**DIRECTIONS**
Produce again, without any change, the lines running from the one with "Output a JSON" through the final line of the data below, and only those.
(Beginning of GIVEN INFORMATION)
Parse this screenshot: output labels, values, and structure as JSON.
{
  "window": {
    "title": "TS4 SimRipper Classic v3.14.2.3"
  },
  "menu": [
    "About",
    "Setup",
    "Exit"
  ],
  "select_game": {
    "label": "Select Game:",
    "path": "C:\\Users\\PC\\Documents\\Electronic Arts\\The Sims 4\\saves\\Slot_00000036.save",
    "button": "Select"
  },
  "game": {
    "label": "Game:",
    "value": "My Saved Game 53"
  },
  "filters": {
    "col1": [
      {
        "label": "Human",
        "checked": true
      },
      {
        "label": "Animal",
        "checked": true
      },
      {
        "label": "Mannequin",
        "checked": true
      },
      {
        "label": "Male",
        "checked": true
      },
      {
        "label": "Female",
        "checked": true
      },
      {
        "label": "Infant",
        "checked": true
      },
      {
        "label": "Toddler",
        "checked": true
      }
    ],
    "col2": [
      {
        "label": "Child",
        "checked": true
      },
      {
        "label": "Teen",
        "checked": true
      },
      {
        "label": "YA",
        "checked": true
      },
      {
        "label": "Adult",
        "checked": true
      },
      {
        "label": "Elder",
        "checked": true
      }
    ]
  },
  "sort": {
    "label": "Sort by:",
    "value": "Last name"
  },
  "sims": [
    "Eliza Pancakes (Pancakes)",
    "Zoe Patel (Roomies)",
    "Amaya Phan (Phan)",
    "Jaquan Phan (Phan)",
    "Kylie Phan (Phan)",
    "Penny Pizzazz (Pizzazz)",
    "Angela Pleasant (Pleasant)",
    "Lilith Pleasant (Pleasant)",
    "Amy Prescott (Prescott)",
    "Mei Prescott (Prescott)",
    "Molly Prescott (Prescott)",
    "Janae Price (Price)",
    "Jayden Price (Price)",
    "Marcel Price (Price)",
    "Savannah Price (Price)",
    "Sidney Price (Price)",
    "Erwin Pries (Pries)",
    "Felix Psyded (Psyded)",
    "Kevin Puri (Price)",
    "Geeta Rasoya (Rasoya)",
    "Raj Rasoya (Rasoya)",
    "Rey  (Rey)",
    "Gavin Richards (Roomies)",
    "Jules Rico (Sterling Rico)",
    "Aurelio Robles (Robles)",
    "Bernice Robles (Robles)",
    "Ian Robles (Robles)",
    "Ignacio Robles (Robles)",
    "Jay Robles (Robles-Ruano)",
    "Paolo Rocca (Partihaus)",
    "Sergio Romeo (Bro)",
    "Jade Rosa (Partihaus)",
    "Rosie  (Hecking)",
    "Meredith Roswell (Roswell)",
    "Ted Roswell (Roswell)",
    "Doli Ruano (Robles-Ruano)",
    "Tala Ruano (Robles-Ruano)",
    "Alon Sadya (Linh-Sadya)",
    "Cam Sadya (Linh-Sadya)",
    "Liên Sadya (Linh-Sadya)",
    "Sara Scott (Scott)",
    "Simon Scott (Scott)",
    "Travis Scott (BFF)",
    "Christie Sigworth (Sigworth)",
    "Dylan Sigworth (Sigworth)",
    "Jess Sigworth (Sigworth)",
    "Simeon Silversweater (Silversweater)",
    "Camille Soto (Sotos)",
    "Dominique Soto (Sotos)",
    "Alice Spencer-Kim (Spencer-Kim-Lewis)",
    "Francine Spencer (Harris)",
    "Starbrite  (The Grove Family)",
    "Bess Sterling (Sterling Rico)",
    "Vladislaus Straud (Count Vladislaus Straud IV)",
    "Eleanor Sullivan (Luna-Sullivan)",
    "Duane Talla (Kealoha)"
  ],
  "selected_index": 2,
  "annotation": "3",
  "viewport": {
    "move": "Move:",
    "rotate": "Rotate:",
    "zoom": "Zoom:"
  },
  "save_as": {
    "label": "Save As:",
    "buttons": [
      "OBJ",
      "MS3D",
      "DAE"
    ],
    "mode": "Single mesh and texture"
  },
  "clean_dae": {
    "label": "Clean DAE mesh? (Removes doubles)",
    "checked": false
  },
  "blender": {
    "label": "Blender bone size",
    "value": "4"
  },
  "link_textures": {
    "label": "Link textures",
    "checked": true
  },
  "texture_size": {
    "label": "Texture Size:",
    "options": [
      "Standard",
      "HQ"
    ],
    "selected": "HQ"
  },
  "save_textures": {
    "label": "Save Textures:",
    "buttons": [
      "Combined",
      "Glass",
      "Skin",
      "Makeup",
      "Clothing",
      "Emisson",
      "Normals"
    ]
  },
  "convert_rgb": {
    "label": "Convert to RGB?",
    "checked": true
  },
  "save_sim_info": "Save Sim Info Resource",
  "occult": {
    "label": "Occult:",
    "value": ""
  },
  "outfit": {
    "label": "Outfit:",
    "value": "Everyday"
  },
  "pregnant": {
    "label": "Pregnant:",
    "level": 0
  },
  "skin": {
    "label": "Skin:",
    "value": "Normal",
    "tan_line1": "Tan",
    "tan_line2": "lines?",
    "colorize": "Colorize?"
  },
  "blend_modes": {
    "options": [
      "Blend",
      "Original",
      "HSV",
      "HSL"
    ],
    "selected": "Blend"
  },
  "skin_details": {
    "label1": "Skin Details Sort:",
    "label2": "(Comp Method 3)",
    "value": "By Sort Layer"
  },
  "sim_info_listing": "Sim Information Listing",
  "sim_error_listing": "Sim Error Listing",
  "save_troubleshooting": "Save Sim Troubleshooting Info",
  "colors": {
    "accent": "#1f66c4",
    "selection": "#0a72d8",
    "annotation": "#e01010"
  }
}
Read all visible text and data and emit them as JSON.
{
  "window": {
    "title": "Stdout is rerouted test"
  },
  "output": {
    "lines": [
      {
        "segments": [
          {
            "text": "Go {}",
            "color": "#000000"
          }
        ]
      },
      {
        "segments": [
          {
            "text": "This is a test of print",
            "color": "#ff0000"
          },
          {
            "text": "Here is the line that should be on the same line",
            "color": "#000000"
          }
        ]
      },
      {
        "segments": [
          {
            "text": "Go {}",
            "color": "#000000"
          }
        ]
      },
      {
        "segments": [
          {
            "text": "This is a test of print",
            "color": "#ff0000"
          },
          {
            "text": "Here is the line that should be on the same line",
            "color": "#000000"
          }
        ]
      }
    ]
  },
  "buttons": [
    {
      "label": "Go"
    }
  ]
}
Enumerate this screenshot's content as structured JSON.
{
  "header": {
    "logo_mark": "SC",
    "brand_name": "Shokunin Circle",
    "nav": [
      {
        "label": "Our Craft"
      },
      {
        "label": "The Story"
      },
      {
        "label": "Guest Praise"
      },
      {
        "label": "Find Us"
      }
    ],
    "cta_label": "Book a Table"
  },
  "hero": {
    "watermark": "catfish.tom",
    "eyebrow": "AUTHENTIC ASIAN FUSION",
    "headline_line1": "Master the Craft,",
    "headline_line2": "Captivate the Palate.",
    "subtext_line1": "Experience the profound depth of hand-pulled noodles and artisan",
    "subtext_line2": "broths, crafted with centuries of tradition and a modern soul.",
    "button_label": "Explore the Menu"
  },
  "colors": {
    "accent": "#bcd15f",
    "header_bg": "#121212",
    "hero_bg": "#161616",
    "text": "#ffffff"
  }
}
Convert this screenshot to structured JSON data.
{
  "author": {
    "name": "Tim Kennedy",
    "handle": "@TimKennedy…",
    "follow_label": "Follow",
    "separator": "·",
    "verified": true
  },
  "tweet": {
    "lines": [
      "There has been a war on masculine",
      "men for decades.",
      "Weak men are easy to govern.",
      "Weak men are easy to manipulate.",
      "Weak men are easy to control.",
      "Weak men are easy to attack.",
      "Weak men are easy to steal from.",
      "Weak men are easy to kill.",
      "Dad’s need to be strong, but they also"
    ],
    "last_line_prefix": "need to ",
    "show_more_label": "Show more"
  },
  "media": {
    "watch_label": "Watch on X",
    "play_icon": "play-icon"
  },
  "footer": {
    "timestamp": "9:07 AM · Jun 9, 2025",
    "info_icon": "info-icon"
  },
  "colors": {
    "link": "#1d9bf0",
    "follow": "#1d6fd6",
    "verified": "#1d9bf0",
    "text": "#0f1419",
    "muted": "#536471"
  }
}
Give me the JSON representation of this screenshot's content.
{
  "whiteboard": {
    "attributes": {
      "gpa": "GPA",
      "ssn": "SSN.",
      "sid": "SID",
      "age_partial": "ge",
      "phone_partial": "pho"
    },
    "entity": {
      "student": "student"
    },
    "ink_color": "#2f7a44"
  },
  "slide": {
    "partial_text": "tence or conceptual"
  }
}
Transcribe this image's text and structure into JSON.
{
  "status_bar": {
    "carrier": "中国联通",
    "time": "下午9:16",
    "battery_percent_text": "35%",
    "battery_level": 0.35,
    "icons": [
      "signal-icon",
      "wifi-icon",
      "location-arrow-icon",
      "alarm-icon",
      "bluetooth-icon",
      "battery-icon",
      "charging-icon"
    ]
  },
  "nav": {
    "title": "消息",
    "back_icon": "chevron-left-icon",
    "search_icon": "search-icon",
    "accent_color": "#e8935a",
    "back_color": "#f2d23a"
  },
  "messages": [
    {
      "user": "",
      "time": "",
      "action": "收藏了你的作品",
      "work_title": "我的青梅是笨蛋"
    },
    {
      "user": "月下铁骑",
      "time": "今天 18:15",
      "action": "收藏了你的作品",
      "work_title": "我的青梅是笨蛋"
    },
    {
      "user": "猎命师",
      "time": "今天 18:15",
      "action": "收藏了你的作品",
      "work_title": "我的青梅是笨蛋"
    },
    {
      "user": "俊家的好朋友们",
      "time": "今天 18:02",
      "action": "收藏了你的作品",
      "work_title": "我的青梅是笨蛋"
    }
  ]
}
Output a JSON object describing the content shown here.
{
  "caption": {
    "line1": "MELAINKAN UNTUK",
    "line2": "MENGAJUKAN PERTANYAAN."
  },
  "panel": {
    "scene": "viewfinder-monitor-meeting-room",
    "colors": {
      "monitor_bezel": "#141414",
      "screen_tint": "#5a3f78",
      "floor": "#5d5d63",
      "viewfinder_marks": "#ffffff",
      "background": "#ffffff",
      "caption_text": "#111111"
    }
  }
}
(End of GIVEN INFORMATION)
**COMPLETED EXERCISE**
Output a JSON object describing the content shown here.
{
  "caption": {
    "line1": "MELAINKAN UNTUK",
    "line2": "MENGAJUKAN PERTANYAAN."
  },
  "panel": {
    "scene": "viewfinder-monitor-meeting-room",
    "colors": {
      "monitor_bezel": "#141414",
      "screen_tint": "#5a3f78",
      "floor": "#5d5d63",
      "viewfinder_marks": "#ffffff",
      "background": "#ffffff",
      "caption_text": "#111111"
    }
  }
}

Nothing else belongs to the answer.